- [Source records]:
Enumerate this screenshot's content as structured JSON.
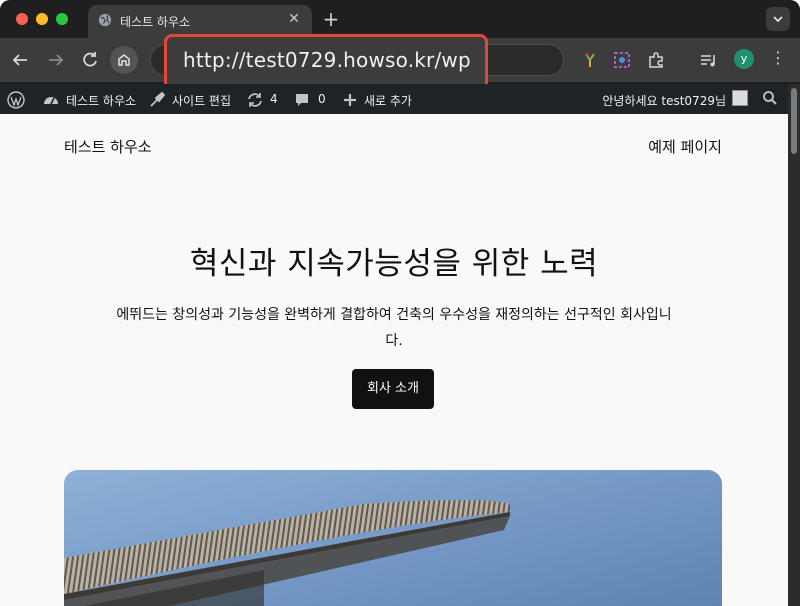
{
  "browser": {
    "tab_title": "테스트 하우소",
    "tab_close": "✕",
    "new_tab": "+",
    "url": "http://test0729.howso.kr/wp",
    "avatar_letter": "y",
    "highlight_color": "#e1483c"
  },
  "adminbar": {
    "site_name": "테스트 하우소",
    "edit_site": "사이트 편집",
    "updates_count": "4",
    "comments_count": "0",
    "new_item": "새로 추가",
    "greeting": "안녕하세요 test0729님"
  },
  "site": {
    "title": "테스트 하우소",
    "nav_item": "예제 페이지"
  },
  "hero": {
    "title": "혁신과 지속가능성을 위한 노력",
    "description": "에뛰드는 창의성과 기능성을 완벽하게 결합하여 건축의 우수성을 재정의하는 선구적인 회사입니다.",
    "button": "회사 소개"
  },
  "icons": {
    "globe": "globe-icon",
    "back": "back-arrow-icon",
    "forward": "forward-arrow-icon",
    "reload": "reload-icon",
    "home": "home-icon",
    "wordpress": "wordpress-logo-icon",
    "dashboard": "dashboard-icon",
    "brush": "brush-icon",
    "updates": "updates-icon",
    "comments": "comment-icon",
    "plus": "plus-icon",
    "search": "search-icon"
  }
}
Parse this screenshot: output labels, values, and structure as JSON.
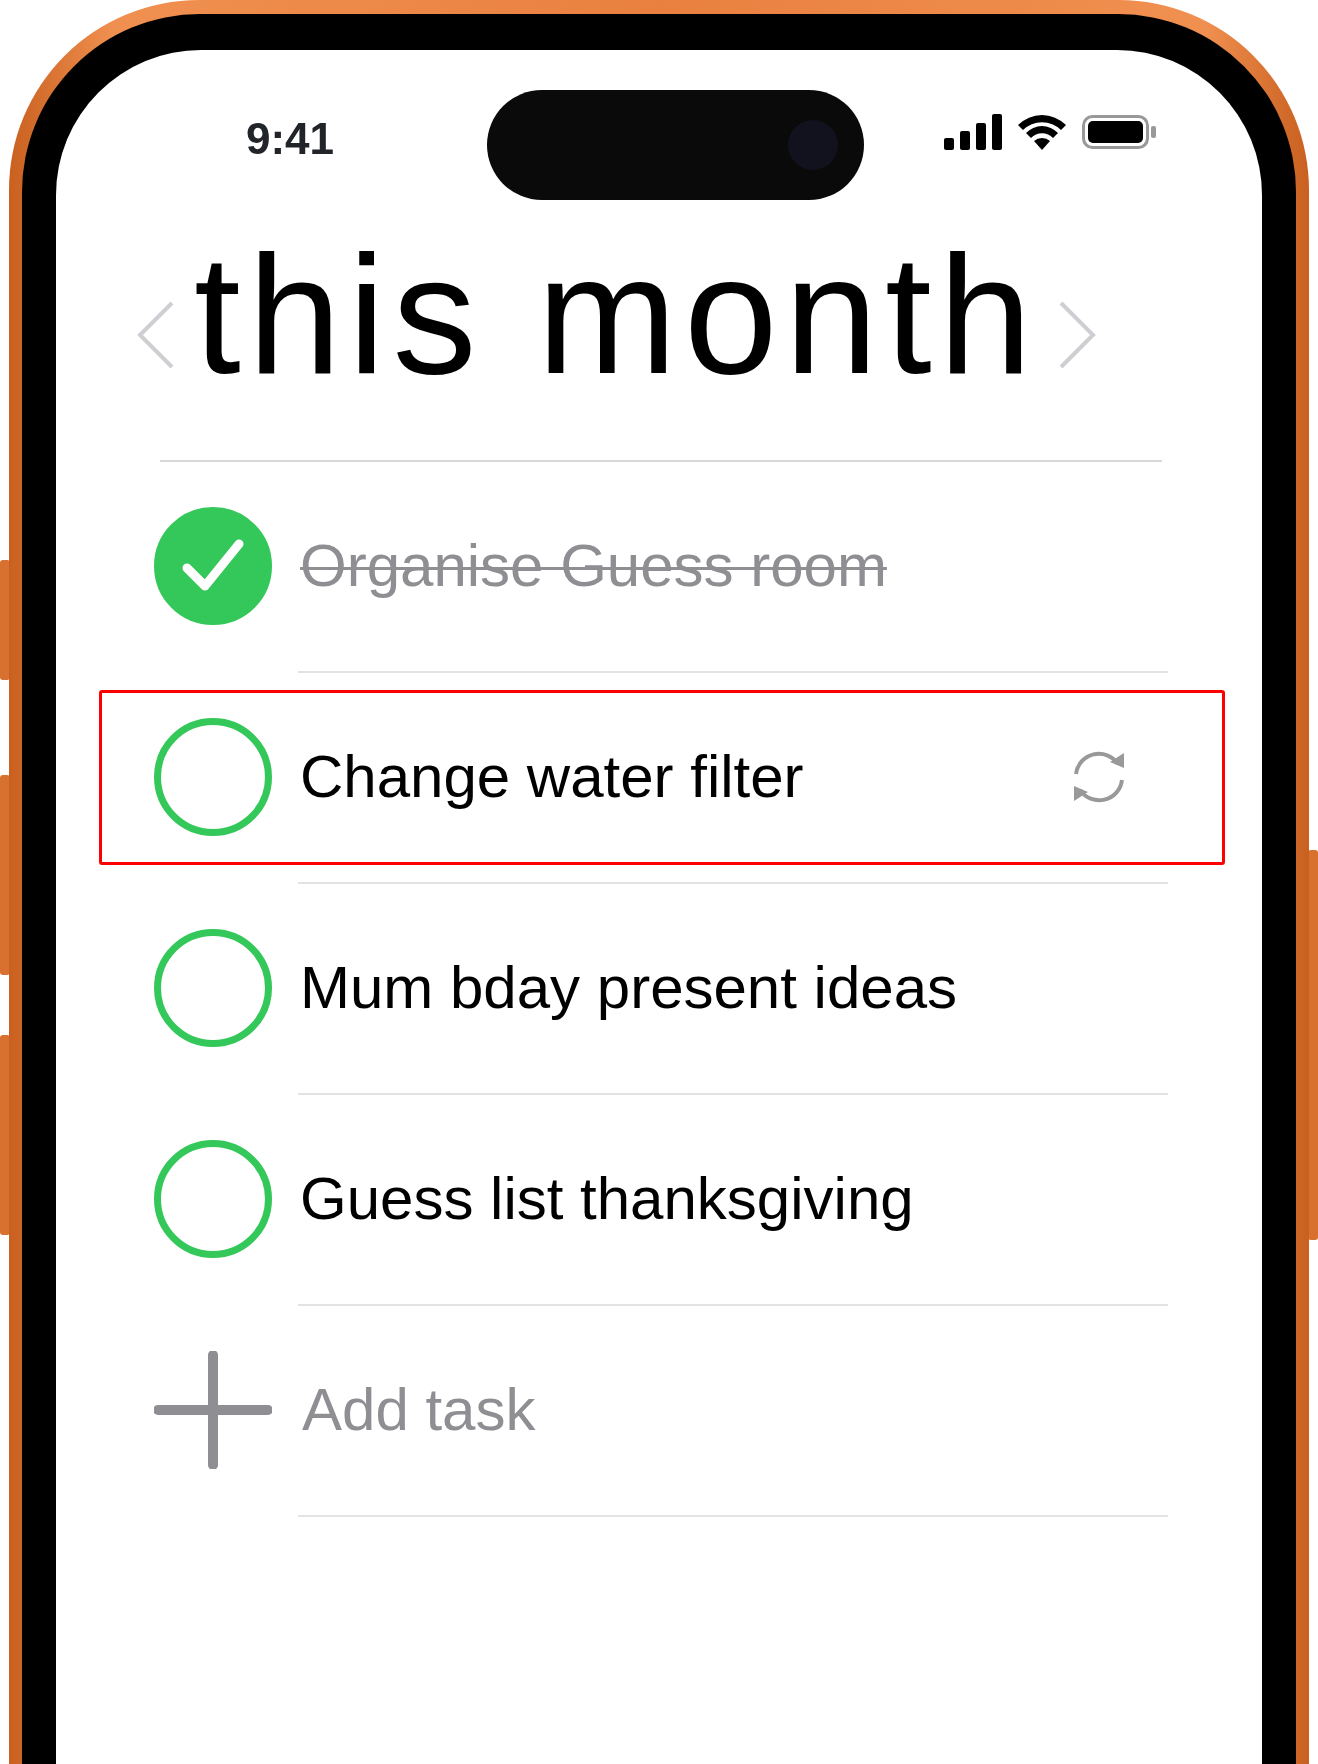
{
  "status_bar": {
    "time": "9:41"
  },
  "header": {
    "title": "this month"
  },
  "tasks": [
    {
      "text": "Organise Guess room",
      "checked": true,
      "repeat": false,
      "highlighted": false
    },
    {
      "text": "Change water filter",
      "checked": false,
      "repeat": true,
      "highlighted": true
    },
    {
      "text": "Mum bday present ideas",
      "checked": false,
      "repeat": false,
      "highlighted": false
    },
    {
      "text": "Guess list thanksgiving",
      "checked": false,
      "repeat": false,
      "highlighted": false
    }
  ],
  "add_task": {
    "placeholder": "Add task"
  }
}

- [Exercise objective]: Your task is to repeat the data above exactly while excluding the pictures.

- [Task output]:
Enumerate this screenshot's content as structured JSON.
{
  "browser": {
    "tab_title": "테스트 하우소",
    "tab_close": "✕",
    "new_tab": "+",
    "url": "http://test0729.howso.kr/wp",
    "avatar_letter": "y",
    "highlight_color": "#e1483c"
  },
  "adminbar": {
    "site_name": "테스트 하우소",
    "edit_site": "사이트 편집",
    "updates_count": "4",
    "comments_count": "0",
    "new_item": "새로 추가",
    "greeting": "안녕하세요 test0729님"
  },
  "site": {
    "title": "테스트 하우소",
    "nav_item": "예제 페이지"
  },
  "hero": {
    "title": "혁신과 지속가능성을 위한 노력",
    "description": "에뛰드는 창의성과 기능성을 완벽하게 결합하여 건축의 우수성을 재정의하는 선구적인 회사입니다.",
    "button": "회사 소개"
  },
  "icons": {
    "globe": "globe-icon",
    "back": "back-arrow-icon",
    "forward": "forward-arrow-icon",
    "reload": "reload-icon",
    "home": "home-icon",
    "wordpress": "wordpress-logo-icon",
    "dashboard": "dashboard-icon",
    "brush": "brush-icon",
    "updates": "updates-icon",
    "comments": "comment-icon",
    "plus": "plus-icon",
    "search": "search-icon"
  }
}
Parse this screenshot: output labels, values, and structure as JSON.
{
  "status_bar": {
    "time": "9:41"
  },
  "header": {
    "title": "this month"
  },
  "tasks": [
    {
      "text": "Organise Guess room",
      "checked": true,
      "repeat": false,
      "highlighted": false
    },
    {
      "text": "Change water filter",
      "checked": false,
      "repeat": true,
      "highlighted": true
    },
    {
      "text": "Mum bday present ideas",
      "checked": false,
      "repeat": false,
      "highlighted": false
    },
    {
      "text": "Guess list thanksgiving",
      "checked": false,
      "repeat": false,
      "highlighted": false
    }
  ],
  "add_task": {
    "placeholder": "Add task"
  }
}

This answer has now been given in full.